Here’s my latest column at McKnight’s Long-Term Care News:
I was hoping not to have occasion to write another column about tragedy so soon, but the terrible events at the Boston Marathon have prompted another look at how we deal within our facilities with distressing news.
In my previous article, Helping Your LTC Community Cope in the Wake of Hurricane Sandy, I offer post-disaster recommendations that are applicable in this situation. In this column, I focus on the amount of information we provide to residents about distressing outside events.
An aide was the first person who informed me about the shootings at Sandy Hook Elementary School last December, calling me into the dining room to see the news broadcast. “Children,” she said, “just little children. This is awful.” The TV was filled with images of horror and the dining room was filled with residents, all of who were in wheelchairs or recliners and most of whom had dementia. They were more or less trapped in there, watching repetitive distressing reports of a vulnerable population being inexplicably attacked.

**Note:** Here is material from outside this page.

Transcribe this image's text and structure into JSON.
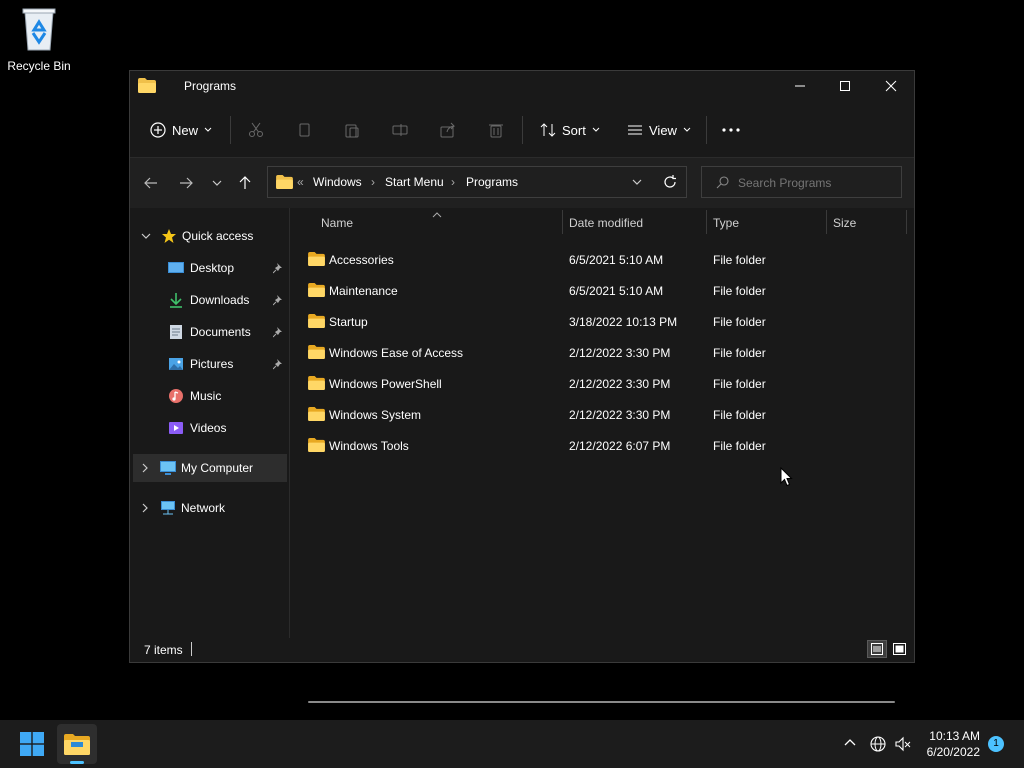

Many residents talked about the children in their psychotherapy sessions that week. Staff members stopped me in the halls to comment and to be heard and comforted by the psychologist. My daughter is six years old, the same age as most of the Sandy Hook victims. I was present at work as needed and at home I skimmed the headlines and tried not to read the details.